Ahaz proclaims the sign that the Lord will give: a virgin shall give birth to a son, Emmanuel.
The Lord is the King of Glory who established the earth.
Paul greets the community at Rome and declares himself a servant of Christ Jesus.
An angel appears to Joseph, directing him to take Mary as his wife and telling him that the child she will bear will be called Emmanuel.
Gospel MT 1:18-24
This is how the birth of Jesus Christ came about.
When his mother Mary was betrothed to Joseph,
but before they lived together,
she was found with child through the Holy Spirit.
Joseph her husband, since he was a righteous man,
yet unwilling to expose her to shame,
decided to divorce her quietly.
Such was his intention when, behold,
the angel of the Lord appeared to him in a dream and said,
“Joseph, son of David,
do not be afraid to take Mary your wife into your home.
For it is through the Holy Spirit
that this child has been conceived in her.
She will bear a son and you are to name him Jesus,
because he will save his people from their sins.”
All this took place to fulfill what the Lord had said through the prophet:
Behold, the virgin shall conceive and bear a son,
and they shall name him Emmanuel,
which means “God is with us.”
When Joseph awoke,
he did as the angel of the Lord had commanded him
and took his wife into his home.
Background on the Gospel Reading
Finally, on this the Fourth Sunday of Advent, our Gospel Reading permits us to begin our contemplation of the mystery of the Incarnation we celebrate at Christmas: “Now this is how the birth of Jesus Christ came about” (Matthew 1:18).
The Gospel of Matthew tells the story of the birth of Jesus from Joseph’s perspective.
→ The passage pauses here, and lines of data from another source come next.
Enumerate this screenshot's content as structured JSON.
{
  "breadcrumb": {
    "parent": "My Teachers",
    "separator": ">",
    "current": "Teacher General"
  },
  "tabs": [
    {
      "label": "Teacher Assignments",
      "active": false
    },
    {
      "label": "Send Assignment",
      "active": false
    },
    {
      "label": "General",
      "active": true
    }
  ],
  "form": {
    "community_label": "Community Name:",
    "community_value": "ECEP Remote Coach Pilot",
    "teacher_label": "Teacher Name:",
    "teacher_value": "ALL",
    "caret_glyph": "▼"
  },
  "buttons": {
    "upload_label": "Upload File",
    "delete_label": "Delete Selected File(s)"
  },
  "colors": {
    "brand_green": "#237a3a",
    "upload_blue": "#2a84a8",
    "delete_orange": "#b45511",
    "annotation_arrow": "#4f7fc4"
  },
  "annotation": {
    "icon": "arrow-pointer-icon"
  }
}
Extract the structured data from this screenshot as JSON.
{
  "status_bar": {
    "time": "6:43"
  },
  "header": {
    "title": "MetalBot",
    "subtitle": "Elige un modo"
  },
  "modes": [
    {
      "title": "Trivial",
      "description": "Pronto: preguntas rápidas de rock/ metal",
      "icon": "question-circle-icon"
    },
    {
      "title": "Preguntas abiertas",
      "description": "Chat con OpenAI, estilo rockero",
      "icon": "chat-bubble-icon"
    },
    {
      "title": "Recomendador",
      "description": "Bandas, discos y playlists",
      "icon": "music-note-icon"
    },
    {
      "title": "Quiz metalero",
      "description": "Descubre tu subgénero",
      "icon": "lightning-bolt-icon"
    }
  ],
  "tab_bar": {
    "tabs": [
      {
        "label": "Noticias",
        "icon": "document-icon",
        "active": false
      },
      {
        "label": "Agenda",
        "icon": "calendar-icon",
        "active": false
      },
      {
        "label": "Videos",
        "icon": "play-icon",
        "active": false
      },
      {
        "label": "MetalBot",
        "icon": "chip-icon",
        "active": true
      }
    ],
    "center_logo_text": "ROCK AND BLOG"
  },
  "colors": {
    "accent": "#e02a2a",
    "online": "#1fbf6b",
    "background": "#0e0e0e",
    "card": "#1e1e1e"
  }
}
Today’s Gospel passage is the second movement in this story. In the preceding verses of the first chapter of Matthew’s Gospel, the Evangelist has listed the genealogy of Jesus, tracing his lineage through King David to Abraham. In the chapter to follow, Matthew tells of the visit from the Magi, the Holy Family’s flight into Egypt, and Herod’s massacre of the infants in Bethlehem. (The other stories which we associate with Christmas, the Annunciation, the Visitation, the angel and the shepherds, are found in the Gospel of Luke).
We must not gloss over too quickly the difficult circumstances described in today’s Gospel. The way that Joseph and Mary face these circumstances tells us much about these holy people and their faith in God. Joseph and Mary are betrothed to be married. This is sometimes described as an engagement period, but it is more than that. Betrothal in first century Jewish culture was in fact the first part of the marriage contract. A breach of this contract was considered adultery. Mary is found to be with child. If adultery is proven, the punishment might be death. Joseph has rights under Mosaic law, but chooses to act discreetly in his plans to break the marriage contract, so as to protect Mary. Then God intervenes.
The message of the angel of the Lord given to Joseph in his dream tells us much about the child that Mary bears and his role in God’s plan. He is conceived by the Holy Spirit. His name will be Jesus, which in the Hebrew means “Yahweh saves.” He will be the fulfillment of the prophecy heard in today’s first reading from Isaiah: “. . . The virgin shall be with child . . . and shall name him Emmanuel [God with us].”
Joseph does as the angel of the Lord directs. He takes Mary to be his wife and accepts the child in her womb as his own. Joseph and Mary are both cooperative with God’s plan. They are both models for us of what it means to be faithful servants of God.
Joseph and Mary are our models for family life and for service of God. Even when the circumstances seemed unclear, Joseph trusted God. Healthy family life is built upon trust, trust in God and trust of one another.
Spend some time talking as a family about the importance of trust in your family life, including the ways in which the children trust the adults in the family as well as the ways in which the adults trust the children. Then read today’s Gospel. Talk about Joseph’s trust of God and reflect together on how your family trusts in God.
Pray together that your family life will be built on trust, as was the family life of Joseph and Mary. Pray and sing together an Advent song, such as “O Come, O Come, Emmanuel.”
Sources: Loyola Press; Sunday Readings